2014, I’m not trying to be overly dramatic but given the history with New Home and their level of service – it’s not a huge stretch to be grateful Robert was with us and not them.

Oh my gosh, 2014! Don’t forget about the vacation. A cruise to the Bahamas with family and friends, giving me the opportunity to meet many members of my extended caregiving family! 

See, 2014?  2013 wasn’t all bad after all! It was a challenge but it gave me many reasons to be grateful, many opportunities to hone my advocacy skills and even a relaxing and laughter-filled vacation with family and caregiving friends. 

I will happily say goodbye to 2013 but what I appreciate about you right off the bat, 2014, is the hope you provide. There is hope for a year with opportunity and possibilities and dreams to come true!

I don’t expect you to do all the work, though.  I won’t sit back and just wait for the good times to walk through my door.  I am willing to do the work to make great things happen. I have the courage to hold on to my confidence and use it to advocate for both Robert and Richard.  I have the drive to find ways to ask for help and hire help in order to reduce my stress level so my own health doesn’t suffer.  I have the dream to write more and find a home where Robert will have a room and shower of his own.

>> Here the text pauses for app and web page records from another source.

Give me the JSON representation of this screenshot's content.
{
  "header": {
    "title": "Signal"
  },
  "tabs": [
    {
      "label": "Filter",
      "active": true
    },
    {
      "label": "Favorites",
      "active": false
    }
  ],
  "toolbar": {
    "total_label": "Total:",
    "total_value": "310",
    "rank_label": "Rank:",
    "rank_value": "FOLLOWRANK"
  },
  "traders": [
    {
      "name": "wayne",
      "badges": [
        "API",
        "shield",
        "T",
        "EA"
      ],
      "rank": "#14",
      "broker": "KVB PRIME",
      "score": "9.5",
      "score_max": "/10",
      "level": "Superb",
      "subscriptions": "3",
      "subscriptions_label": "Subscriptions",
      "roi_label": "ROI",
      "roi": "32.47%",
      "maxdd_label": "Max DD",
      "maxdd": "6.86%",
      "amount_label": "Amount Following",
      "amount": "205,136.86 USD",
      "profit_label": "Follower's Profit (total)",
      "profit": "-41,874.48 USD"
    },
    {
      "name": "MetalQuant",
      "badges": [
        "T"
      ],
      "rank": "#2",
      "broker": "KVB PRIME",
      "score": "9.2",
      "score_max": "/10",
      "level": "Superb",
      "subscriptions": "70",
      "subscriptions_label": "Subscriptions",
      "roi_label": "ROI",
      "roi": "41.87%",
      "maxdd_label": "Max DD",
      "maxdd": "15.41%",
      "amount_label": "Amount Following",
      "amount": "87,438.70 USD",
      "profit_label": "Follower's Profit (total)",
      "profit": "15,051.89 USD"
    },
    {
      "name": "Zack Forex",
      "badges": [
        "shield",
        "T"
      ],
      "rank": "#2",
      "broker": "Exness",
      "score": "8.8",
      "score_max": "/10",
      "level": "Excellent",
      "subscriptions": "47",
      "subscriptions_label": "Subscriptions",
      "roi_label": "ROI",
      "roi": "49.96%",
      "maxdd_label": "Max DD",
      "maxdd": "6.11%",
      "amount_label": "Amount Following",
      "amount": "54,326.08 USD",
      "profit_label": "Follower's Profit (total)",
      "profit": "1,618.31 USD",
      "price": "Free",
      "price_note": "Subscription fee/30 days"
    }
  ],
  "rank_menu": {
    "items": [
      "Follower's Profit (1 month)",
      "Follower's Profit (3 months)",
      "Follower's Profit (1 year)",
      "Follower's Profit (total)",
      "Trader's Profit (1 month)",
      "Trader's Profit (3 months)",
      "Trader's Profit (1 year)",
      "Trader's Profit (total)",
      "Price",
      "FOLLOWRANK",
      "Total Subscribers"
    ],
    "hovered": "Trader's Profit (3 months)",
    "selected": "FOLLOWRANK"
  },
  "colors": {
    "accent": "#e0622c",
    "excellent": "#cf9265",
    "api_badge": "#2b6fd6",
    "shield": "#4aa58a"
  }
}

I have the love for my husband to help ease the pain he still has and to encourage him to follow the dreams of his own.  

What I ask from you, 2014, is to continue to offer hope for the fulfillment of these goals, for encouragement to keep going when I fall short of succeeding and for giving me a fresh new day full of possibilities each and every morning!

Welcome, 2014!